Main urban deficiencies in Weinland Park include limited economic and generation diversity thanks to its large student population, limited park amenities, a lack of quality walkable schools, and lingering blight issues. But many other these deficiencies will be alleviated as the neighborhood continues to improve. What will become more of a lasting issue is the district’s high home sales prices.
Click here to view my Weinland Park Album on Flickr


* Good Density at around 12K residents per square mile.
* Very convenient access to Downtown via all modes of transportation.
* Great racial diversity.
* Large supply of rental housing priced modestly. Much of it is geared towards students.
* For sale market has increased drastically in the past 5 years.
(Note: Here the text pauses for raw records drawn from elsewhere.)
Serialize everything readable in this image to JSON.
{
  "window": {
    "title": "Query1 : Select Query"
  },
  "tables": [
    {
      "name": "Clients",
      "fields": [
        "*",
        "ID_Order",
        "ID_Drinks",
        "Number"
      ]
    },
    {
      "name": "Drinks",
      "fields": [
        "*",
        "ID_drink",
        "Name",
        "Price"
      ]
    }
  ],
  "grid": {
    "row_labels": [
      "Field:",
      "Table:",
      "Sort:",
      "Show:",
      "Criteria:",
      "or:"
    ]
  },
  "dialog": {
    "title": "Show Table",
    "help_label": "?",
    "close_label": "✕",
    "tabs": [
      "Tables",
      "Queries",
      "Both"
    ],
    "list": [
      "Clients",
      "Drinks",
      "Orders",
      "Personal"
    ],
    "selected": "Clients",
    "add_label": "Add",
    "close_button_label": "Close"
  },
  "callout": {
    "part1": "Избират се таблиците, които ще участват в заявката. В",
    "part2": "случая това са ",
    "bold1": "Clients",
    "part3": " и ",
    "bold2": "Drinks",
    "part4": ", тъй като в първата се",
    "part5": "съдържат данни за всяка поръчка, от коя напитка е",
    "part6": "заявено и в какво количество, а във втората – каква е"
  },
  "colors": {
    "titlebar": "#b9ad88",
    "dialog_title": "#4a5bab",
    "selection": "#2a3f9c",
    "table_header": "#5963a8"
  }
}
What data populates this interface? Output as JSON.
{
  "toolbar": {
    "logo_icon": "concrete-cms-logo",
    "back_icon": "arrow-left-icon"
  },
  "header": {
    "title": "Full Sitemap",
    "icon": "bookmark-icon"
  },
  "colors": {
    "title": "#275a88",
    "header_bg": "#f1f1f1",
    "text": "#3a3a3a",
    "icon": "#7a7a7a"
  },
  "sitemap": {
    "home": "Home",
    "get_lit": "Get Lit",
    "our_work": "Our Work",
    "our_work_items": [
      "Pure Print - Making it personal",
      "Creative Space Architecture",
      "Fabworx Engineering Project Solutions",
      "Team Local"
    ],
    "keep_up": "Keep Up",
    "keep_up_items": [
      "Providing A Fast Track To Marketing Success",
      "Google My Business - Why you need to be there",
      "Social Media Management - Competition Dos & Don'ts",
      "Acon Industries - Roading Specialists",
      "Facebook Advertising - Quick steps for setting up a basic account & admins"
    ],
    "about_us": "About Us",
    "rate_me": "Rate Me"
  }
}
Right now its a healthy mix of modest homes selling in the 200s, and larger new or updated homes selling btwn 300K-500K. I can see the neighborhood gentrifying rapidly however.
* Solid but not spectacular architecture. The highlights being the historic rowhouse courts and quality SF in-fill throughout the neighborhood and mixed-use in-fill along High St, especially at South Gateway.
* Excellent current ADA infrastructure and good sidewalk infrastructure throughout.
* Much of High Streets recent parking lots and auto centric uses have been developed into quality urban infill. The Streetscape on High also received an infrastructure overhaul.
* Solid cultural amenities including a good array of restaurants, bars, breweries & cafes. Also some art galleries, a community theater, cineplex, and convenient access to OSU’s and the Short North’s cultural amenities.
* Neighborhood retail amenities include a supermarket, several drug stores, public library, post office, a Barnes & Nobles, and some retail & boutiques.


* Lots of students living here which greatly reduces Weinland Park’s economic and generational diversity.
* Weinland Park is nice providing good amenities, but limited park space outside of this. South Gateway has some nice plaza space.
* Crime and blight were major issues for Weinland Park for many years, but both have dropped precipitously in the past decade.
* Schools are pretty limited but the neighborhood does hosts Weinland Elementary, along with a private middle school and a couple small specialty schools nearby.

Harrison West, a charming village like neighborhood in Columbus, OH

Harrison West is the more sleepy versionĀ of its neighborhood Victorian Village. The district has good access to downtown, a modest commercial district with several good restaurants/bars, quality parks, good historic architecture and a great infill project called Harrison Park.
Click here to view all Harrison West photos on my Flickr Page


* Good density at over 10K per sq mile
*Great access to downtown, decent bike lanes and transit lines
* Decent late 19th century wood and brick Architecture. Harrison Park redevelopment in-fill project, is also high quality.
* Vermont Park is a great asset (Blvd. park lined with beautiful historic homes).
* Good access to park space (i.e. Harrison Park, Harrison West Park, and Wheeler Memorial Park


* Commercial District on 3rd still lacks many neighborhood services
Could be built up more.
* What remains of the historic stock is very nice but much of the neighborhood was rebuilt in the 90s with mediocre historic in-fill
* Redevelopment efforts in the southern end of the neighborhood